Today the term Metal Free is one of the most recurring themes in the communication of the tanning industry as it is a prerequisite required by the brands for the leather they use, becoming now an integral part of their strategy for the sustainability of the chain, it is a logo used in proposing new articles for fairs and events. For the R&D team of FGL International SpA, this has necessarily become a priority theme in the research and development planning to find innovative solutions through products/processes that allow the creation of metal free leather with product features comparable to traditional chrome items but according to sustainability criteria of the supply chain.
The request for metal free articles was not always accompanied by a precise definition of what was meant by it, that is what metals were involved and the required limits. Among the numerous specifications/MRSL that provide for limits, ZDHC in its 2.0 version is now a reference for the sector.
The research activities were planned according to the procedures of the certified FGL Quality/Safety system having as reference the principles of the ECHA guidelines that aim to promote safer products and processes that have less impact on the environment by developing an adequate ability to communicate along the supply chain, identifying adequate technical support and professionalism to make effective replacements.
The activity of FGL’s R&D team was set up defining as a priority the context in which it was to develop by identifying legislative, technical and environmental aspects considering feasibility, operating limits and eco-friendliness using as reference the European Standard UNI EN 15987 which reports the following definition: (metal free) leather – Animal skin converted to leather, where the total content of all tanning metals (Cr, Al, Ti, Zr, Fe) is less than or equal to 0.1% (mass of all metals/total dry weight of leather).
The input of the FGL research that started from this definition led to the consideration that the tanning treatment and the choice of the tanning agent is the basis for the development of a proposal for a metal free leather.
This consideration, together with a deep and intimate knowledge of the mechanisms of organic tanning deriving from dozens of years of experience of the Lapi Group on vegetable tanning, has therefore led FGL’s R&D team to evaluate the types of tanning on which to intervene with innovative ideas to arrive to the “Metal Free” goal.

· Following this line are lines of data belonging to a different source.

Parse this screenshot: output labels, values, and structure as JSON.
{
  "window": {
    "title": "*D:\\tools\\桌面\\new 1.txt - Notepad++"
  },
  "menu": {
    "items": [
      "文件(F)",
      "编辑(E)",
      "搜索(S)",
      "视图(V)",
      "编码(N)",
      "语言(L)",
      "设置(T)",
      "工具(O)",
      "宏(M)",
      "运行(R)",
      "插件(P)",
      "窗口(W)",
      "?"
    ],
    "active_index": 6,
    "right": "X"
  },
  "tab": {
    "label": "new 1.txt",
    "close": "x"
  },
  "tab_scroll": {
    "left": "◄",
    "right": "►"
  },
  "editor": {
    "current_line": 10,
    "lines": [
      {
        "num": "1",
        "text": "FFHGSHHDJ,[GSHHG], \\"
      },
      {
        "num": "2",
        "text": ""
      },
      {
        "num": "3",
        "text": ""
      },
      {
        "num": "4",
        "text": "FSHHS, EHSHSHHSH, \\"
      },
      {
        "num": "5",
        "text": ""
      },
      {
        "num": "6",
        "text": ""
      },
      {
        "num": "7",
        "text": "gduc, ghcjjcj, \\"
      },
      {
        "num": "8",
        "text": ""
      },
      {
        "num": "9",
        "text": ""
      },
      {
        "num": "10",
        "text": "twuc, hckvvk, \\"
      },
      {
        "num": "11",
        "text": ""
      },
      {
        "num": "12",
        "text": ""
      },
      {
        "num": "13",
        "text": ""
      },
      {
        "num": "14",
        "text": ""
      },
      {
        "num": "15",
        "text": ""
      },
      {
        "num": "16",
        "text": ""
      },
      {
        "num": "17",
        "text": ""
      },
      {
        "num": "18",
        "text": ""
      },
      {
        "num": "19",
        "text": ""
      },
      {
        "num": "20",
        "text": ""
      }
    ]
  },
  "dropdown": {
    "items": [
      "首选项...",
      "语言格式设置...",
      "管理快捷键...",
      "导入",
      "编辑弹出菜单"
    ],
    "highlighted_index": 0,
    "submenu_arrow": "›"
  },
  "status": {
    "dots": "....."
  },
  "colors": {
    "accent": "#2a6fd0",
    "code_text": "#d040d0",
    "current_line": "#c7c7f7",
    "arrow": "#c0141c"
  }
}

The technological knowledge acquired over the years on the potential of tanning agents has been refined by evaluating the chemical-physical features that they are able to give to the leather, highlighting potential and critical issues for obtaining versatile leather items suitable for as many uses as possible. In the past, innovative FGL proposals have led to the realisation of the RELEASYS® process that is still applied and proposed today with optimised management aspects.
The recent activities of FGL’s R&D team have focused on a new proposal of organic tanning which finds its innovative inspiration in a re-modulated use of an oxazolidine derivative making the best use of the characteristics and potential of the molecular structure to build the “metal free leather” offer with a good degree of cross-linking, good fullness and softness, great operational versatility for items with performances similar to chrome tanned leather.
Research has identified the tanning agent with the highest stabilising potential, understood the best application conditions, identified the most suitable application rates and the most suitable products to be used after the tanning process to increase and optimise leather features without compromising the “metal free” characteristics.
The analytical results achieved with the Metal Free FGL proposal are as follows:
Total metals – UNI EN ISO 17072-2 :2011 < 500 ppm
Free formaldehyde – UNI EN ISO 17226-1:2019 < 20 ppm
Good colour fastness to light – UNI EN ISO 105-B02:2014
FGL research continues anyway to offer processes that are increasingly less impactful on the environment by focusing on the concept of circular economy and green growth.
by Franca Nuti, R&D Manager of FGL International